Directions for this task:
Set down all of the data exactly. Pictures stay out of the copy.

Available records:
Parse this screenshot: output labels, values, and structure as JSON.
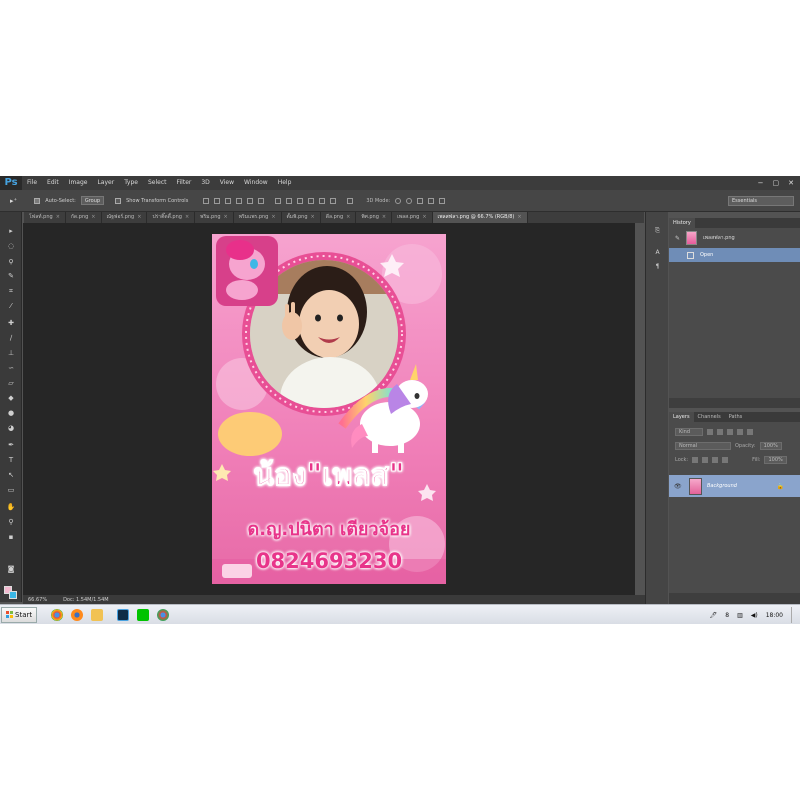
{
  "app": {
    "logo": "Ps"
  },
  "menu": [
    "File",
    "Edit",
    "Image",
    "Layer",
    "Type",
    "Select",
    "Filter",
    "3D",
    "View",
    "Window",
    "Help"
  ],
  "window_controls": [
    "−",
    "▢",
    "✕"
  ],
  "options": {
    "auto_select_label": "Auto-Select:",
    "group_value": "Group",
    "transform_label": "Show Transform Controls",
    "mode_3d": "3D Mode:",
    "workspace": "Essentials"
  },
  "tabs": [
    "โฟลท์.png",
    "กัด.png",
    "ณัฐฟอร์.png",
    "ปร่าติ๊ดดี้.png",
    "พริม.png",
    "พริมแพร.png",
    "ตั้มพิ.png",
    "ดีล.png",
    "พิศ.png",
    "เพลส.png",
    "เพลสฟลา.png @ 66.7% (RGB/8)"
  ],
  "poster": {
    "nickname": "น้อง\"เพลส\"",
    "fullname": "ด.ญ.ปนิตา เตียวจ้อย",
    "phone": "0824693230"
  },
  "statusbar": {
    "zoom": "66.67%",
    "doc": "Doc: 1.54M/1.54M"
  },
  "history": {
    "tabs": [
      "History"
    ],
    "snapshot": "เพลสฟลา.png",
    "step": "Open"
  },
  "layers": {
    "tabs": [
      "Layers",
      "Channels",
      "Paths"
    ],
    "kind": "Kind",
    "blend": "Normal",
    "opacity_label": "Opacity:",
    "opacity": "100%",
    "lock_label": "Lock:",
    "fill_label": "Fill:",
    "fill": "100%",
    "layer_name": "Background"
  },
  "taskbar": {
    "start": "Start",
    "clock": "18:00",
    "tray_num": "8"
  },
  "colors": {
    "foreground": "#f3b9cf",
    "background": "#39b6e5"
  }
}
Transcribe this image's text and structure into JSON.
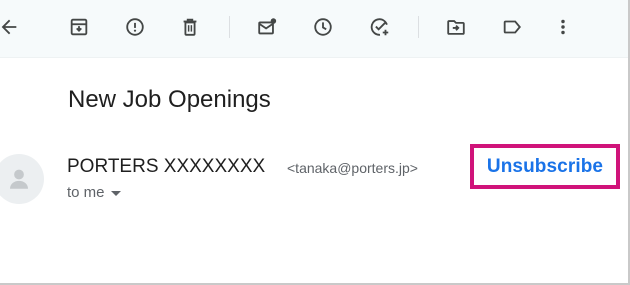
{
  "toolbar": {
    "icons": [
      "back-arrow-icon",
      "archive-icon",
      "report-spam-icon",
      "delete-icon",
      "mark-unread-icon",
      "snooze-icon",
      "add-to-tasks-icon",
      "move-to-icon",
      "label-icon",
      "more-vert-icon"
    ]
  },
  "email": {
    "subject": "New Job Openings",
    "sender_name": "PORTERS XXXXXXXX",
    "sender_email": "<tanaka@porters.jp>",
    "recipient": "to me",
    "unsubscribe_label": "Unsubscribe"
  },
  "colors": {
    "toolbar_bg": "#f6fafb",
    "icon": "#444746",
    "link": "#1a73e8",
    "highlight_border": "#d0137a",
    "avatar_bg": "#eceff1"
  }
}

Final answer:
Parse this screenshot: output labels, values, and structure as JSON.
{
  "app": {
    "logo": "Ps"
  },
  "menu": [
    "File",
    "Edit",
    "Image",
    "Layer",
    "Type",
    "Select",
    "Filter",
    "3D",
    "View",
    "Window",
    "Help"
  ],
  "window_controls": [
    "−",
    "▢",
    "✕"
  ],
  "options": {
    "auto_select_label": "Auto-Select:",
    "group_value": "Group",
    "transform_label": "Show Transform Controls",
    "mode_3d": "3D Mode:",
    "workspace": "Essentials"
  },
  "tabs": [
    "โฟลท์.png",
    "กัด.png",
    "ณัฐฟอร์.png",
    "ปร่าติ๊ดดี้.png",
    "พริม.png",
    "พริมแพร.png",
    "ตั้มพิ.png",
    "ดีล.png",
    "พิศ.png",
    "เพลส.png",
    "เพลสฟลา.png @ 66.7% (RGB/8)"
  ],
  "poster": {
    "nickname": "น้อง\"เพลส\"",
    "fullname": "ด.ญ.ปนิตา เตียวจ้อย",
    "phone": "0824693230"
  },
  "statusbar": {
    "zoom": "66.67%",
    "doc": "Doc: 1.54M/1.54M"
  },
  "history": {
    "tabs": [
      "History"
    ],
    "snapshot": "เพลสฟลา.png",
    "step": "Open"
  },
  "layers": {
    "tabs": [
      "Layers",
      "Channels",
      "Paths"
    ],
    "kind": "Kind",
    "blend": "Normal",
    "opacity_label": "Opacity:",
    "opacity": "100%",
    "lock_label": "Lock:",
    "fill_label": "Fill:",
    "fill": "100%",
    "layer_name": "Background"
  },
  "taskbar": {
    "start": "Start",
    "clock": "18:00",
    "tray_num": "8"
  },
  "colors": {
    "foreground": "#f3b9cf",
    "background": "#39b6e5"
  }
}
Transcribe this image's text and structure into JSON.
{
  "toolbar": {
    "icons": [
      "back-arrow-icon",
      "archive-icon",
      "report-spam-icon",
      "delete-icon",
      "mark-unread-icon",
      "snooze-icon",
      "add-to-tasks-icon",
      "move-to-icon",
      "label-icon",
      "more-vert-icon"
    ]
  },
  "email": {
    "subject": "New Job Openings",
    "sender_name": "PORTERS XXXXXXXX",
    "sender_email": "<tanaka@porters.jp>",
    "recipient": "to me",
    "unsubscribe_label": "Unsubscribe"
  },
  "colors": {
    "toolbar_bg": "#f6fafb",
    "icon": "#444746",
    "link": "#1a73e8",
    "highlight_border": "#d0137a",
    "avatar_bg": "#eceff1"
  }
}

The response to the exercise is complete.